aberrant right subclavian artery

Aberrant right subclavian arteries (ARSA), also known as arteria lusoria, are one of the commonest of the aortic arch anomalies.

Epidemiology

The estimated incidence is 0.5-2%.

Clinical presentation

They are often asymptomatic, but around 10% of people may complain of tracheo-esophageal symptoms, almost always as dysphagia, termed dysphagia lusoria.

Pathology

Course

Instead of being the first branch (with the right common carotid as the brachiocephalic artery), it arises on its own as the fourth branch, distal to the left subclavian artery. It then hooks back to reach the right side with its relationship to the esophagus variable:

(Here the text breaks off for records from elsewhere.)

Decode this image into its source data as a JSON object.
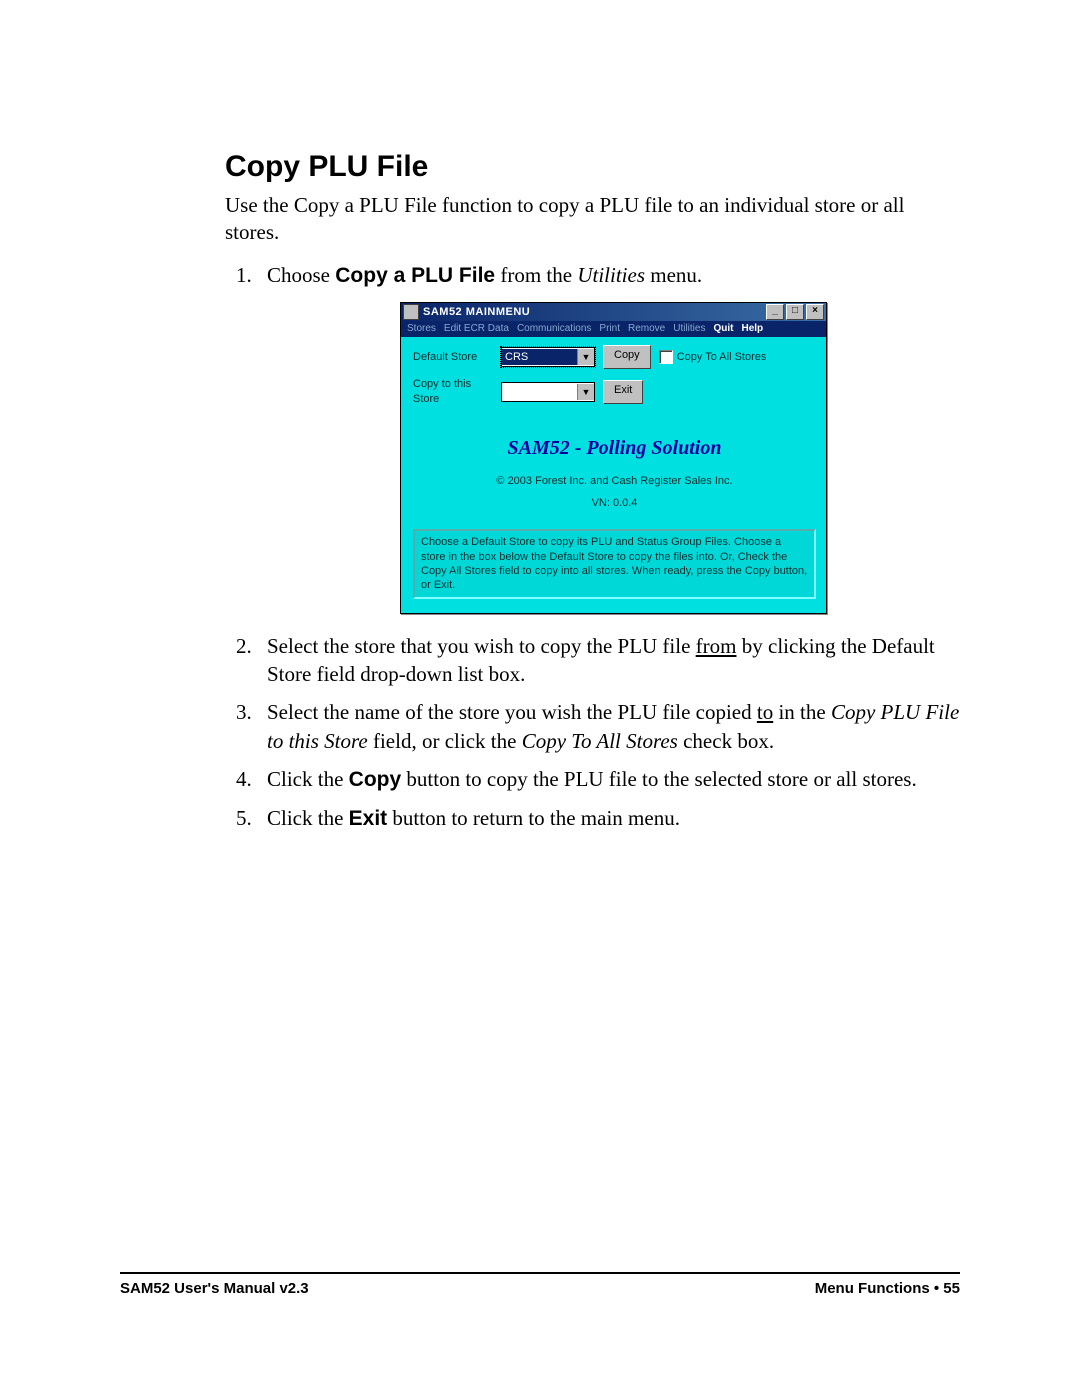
{
  "doc": {
    "heading": "Copy PLU File",
    "intro": "Use the Copy a PLU File function to copy a PLU file to an individual store or all stores.",
    "steps": {
      "s1_a": "Choose ",
      "s1_b": "Copy a PLU File",
      "s1_c": " from the ",
      "s1_d": "Utilities",
      "s1_e": " menu.",
      "s2_a": "Select the store that you wish to copy the PLU file ",
      "s2_u": "from",
      "s2_b": " by clicking the Default Store field drop-down list box.",
      "s3_a": "Select the name of the store you wish the PLU file copied ",
      "s3_u": "to",
      "s3_b": " in the ",
      "s3_i": "Copy PLU File to this Store",
      "s3_c": " field, or click the ",
      "s3_i2": "Copy To All Stores",
      "s3_d": " check box.",
      "s4_a": "Click the ",
      "s4_b": "Copy",
      "s4_c": " button to copy the PLU file to the selected store or all stores.",
      "s5_a": "Click the ",
      "s5_b": "Exit",
      "s5_c": " button to return to the main menu."
    }
  },
  "app": {
    "title": "SAM52 MAINMENU",
    "menus": {
      "stores": "Stores",
      "edit": "Edit ECR Data",
      "comm": "Communications",
      "print": "Print",
      "remove": "Remove",
      "util": "Utilities",
      "quit": "Quit",
      "help": "Help"
    },
    "labels": {
      "default_store": "Default Store",
      "copy_to": "Copy to this Store",
      "copy_all": "Copy To All Stores"
    },
    "values": {
      "default_store": "CRS",
      "copy_to": ""
    },
    "buttons": {
      "copy": "Copy",
      "exit": "Exit"
    },
    "branding": {
      "title": "SAM52 - Polling Solution",
      "copyright": "© 2003 Forest Inc. and Cash Register Sales Inc.",
      "version": "VN: 0.0.4"
    },
    "info": "Choose a Default Store to copy its PLU and Status Group Files.  Choose a store in the box below the Default Store to copy the files into.  Or, Check the Copy All Stores field to copy into all stores. When ready, press the Copy button, or Exit."
  },
  "footer": {
    "left": "SAM52 User's Manual v2.3",
    "right_a": "Menu Functions  ",
    "right_dot": "•",
    "right_b": "  55"
  }
}
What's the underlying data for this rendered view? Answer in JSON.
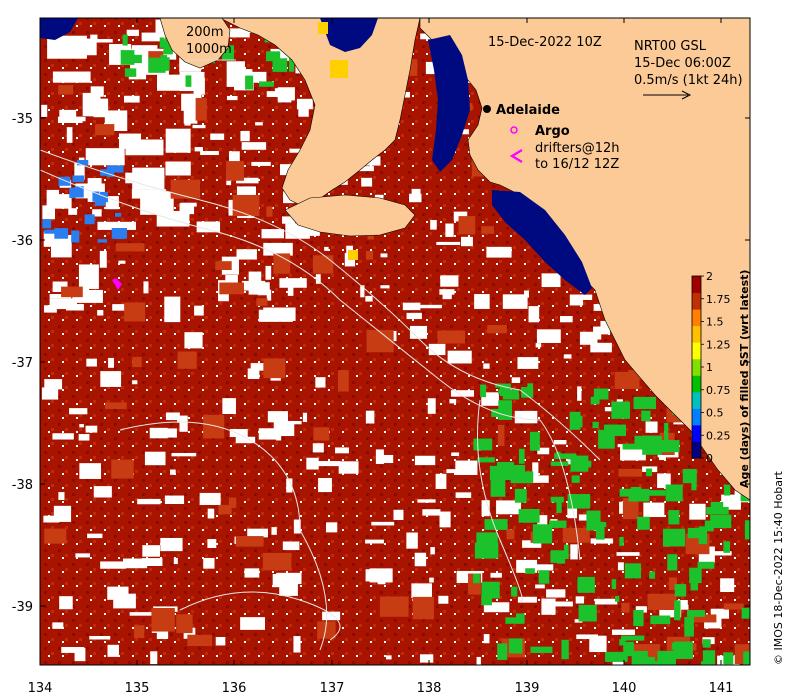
{
  "map": {
    "date_label": "15-Dec-2022 10Z",
    "legend_depth": {
      "line1": "200m",
      "line2": "1000m"
    },
    "current_legend": {
      "line1": "NRT00 GSL",
      "line2": "15-Dec 06:00Z",
      "line3": "0.5m/s (1kt 24h)"
    },
    "city": {
      "name": "Adelaide",
      "lon": 138.6,
      "lat": -34.93
    },
    "argo_label": "Argo",
    "drifters_label": {
      "line1": "drifters@12h",
      "line2": "to 16/12 12Z"
    },
    "credit": "© IMOS 18-Dec-2022 15:40 Hobart"
  },
  "axes": {
    "x_ticks": [
      "134",
      "135",
      "136",
      "137",
      "138",
      "139",
      "140",
      "141"
    ],
    "y_ticks": [
      "-35",
      "-36",
      "-37",
      "-38",
      "-39"
    ]
  },
  "colorbar": {
    "title": "Age (days) of filled SST (wrt latest)",
    "ticks": [
      "0",
      "0.25",
      "0.5",
      "0.75",
      "1",
      "1.25",
      "1.5",
      "1.75",
      "2"
    ],
    "range": [
      0,
      2
    ],
    "colors": [
      "#000080",
      "#0000ff",
      "#0080ff",
      "#00c0c0",
      "#00c000",
      "#80e000",
      "#ffff00",
      "#ffc000",
      "#ff8000",
      "#c03000",
      "#a00000"
    ]
  },
  "colors": {
    "land": "#fcca96",
    "sst_old": "#b01800",
    "sst_mid": "#c83c14",
    "fresh": "#1cc22c",
    "deep_blue": "#000a80",
    "no_data": "#ffffff",
    "argo": "#ff00ff"
  }
}
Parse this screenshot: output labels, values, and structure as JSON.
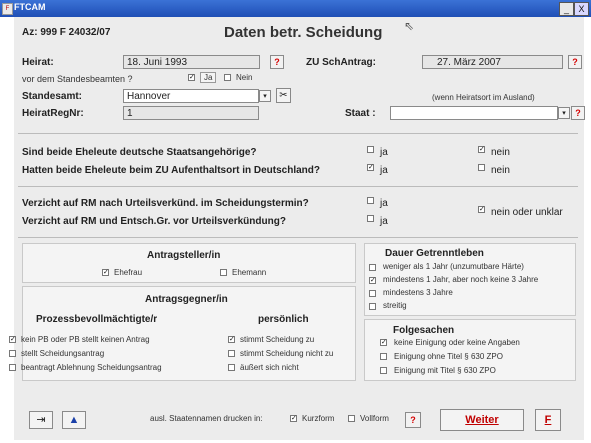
{
  "titlebar": {
    "title": "FTCAM",
    "minimize": "_",
    "close": "X"
  },
  "header": {
    "az": "Az: 999 F 24032/07",
    "title": "Daten betr. Scheidung"
  },
  "heirat": {
    "label": "Heirat:",
    "date": "18. Juni 1993",
    "standesbeamte_q": "vor dem Standesbeamten ?",
    "ja": "Ja",
    "nein": "Nein",
    "zu_label": "ZU SchAntrag:",
    "zu_date": "27. März 2007",
    "standesamt_label": "Standesamt:",
    "standesamt_value": "Hannover",
    "ausland_note": "(wenn Heiratsort im Ausland)",
    "regnr_label": "HeiratRegNr:",
    "regnr_value": "1",
    "staat_label": "Staat :",
    "staat_value": ""
  },
  "questions": {
    "q1": "Sind beide Eheleute deutsche Staatsangehörige?",
    "q2": "Hatten beide Eheleute beim ZU Aufenthaltsort in Deutschland?",
    "q3": "Verzicht auf RM nach Urteilsverkünd. im Scheidungstermin?",
    "q4": "Verzicht auf RM und Entsch.Gr. vor Urteilsverkündung?",
    "ja": "ja",
    "nein": "nein",
    "nein_unklar": "nein oder unklar"
  },
  "antragsteller": {
    "title": "Antragsteller/in",
    "ehefrau": "Ehefrau",
    "ehemann": "Ehemann"
  },
  "antragsgegner": {
    "title": "Antragsgegner/in",
    "pb_title": "Prozessbevollmächtigte/r",
    "pers_title": "persönlich",
    "pb_items": [
      "kein PB oder PB stellt keinen Antrag",
      "stellt Scheidungsantrag",
      "beantragt Ablehnung Scheidungsantrag"
    ],
    "pers_items": [
      "stimmt Scheidung zu",
      "stimmt Scheidung nicht zu",
      "äußert sich nicht"
    ]
  },
  "getrennt": {
    "title": "Dauer Getrenntleben",
    "items": [
      "weniger als 1 Jahr   (unzumutbare Härte)",
      "mindestens 1 Jahr, aber noch keine 3 Jahre",
      "mindestens 3 Jahre",
      "streitig"
    ]
  },
  "folgesachen": {
    "title": "Folgesachen",
    "items": [
      "keine Einigung oder keine Angaben",
      "Einigung ohne Titel § 630 ZPO",
      "Einigung mit Titel § 630 ZPO"
    ]
  },
  "footer": {
    "staatennamen": "ausl. Staatennamen drucken in:",
    "kurzform": "Kurzform",
    "vollform": "Vollform",
    "help": "?",
    "weiter": "Weiter",
    "f": "F",
    "exit_icon": "exit-door-icon",
    "up_icon": "up-arrow-icon"
  },
  "checks": {
    "standesbeamte_ja": true,
    "standesbeamte_nein": false,
    "q1_ja": false,
    "q1_nein": true,
    "q2_ja": true,
    "q2_nein": false,
    "q3_ja": false,
    "q4_ja": false,
    "q34_nein": true,
    "ehefrau": true,
    "ehemann": false,
    "pb": [
      true,
      false,
      false
    ],
    "pers": [
      true,
      false,
      false
    ],
    "getrennt": [
      false,
      true,
      false,
      false
    ],
    "folgesachen": [
      true,
      false,
      false
    ],
    "kurzform": true,
    "vollform": false
  },
  "colors": {
    "titlebar": "#2455c3",
    "question_red": "#d40000",
    "weiter_red": "#c00000",
    "panel": "#ececec"
  }
}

  • 80% posterior to the esophagus
  • 15% between esophagus and trachea
  • 5% anterior to the trachea
Associations
  • as can be expected from the embryological development of the artery, the right recurrent laryngeal nerve is usually non-recurrent (that is, enters the larynx directly)
  • aneurysmal dilatation (aberrant subclavian arterial aneurysms) of the proximal portion of an aberrant right subclavian artery can occur, a pouch-like aneurysmal dilatation is called a diverticulum of Kommerell
  • if there is a retro-esophageal course
    • it can get compressed between the esophagus and the vertebra
    • the incidence of stenosis/occlusion in this segment is higher
  • it can be associated with trisomy 21 , trisomy 18 and other chromosomal defects.

Radiographic features

Fluoroscopy

An upper GI contrast study will demonstrate displacement of the contrast-filled esophagus. This displacement by the aberrant vessels produces the so-called bayonet deformity of aberrant right subclavian artery.

CT/MRI

CT and MRI both demonstrate the aberrant branch arising from the distal left aortic arch and coursing rightwards, and can define the relationship between the aberrant artery and the trachea and esophagus.

Complications

The presence of aberrant right subclavian artery poses a substantial risk of life-threatening hemorrhage in patients undergoing surgery like esophagectomy. Moreover, the recurrent laryngeal nerve does not follow the orthodox course which is of importance in thyroid and parathyroid surgeries .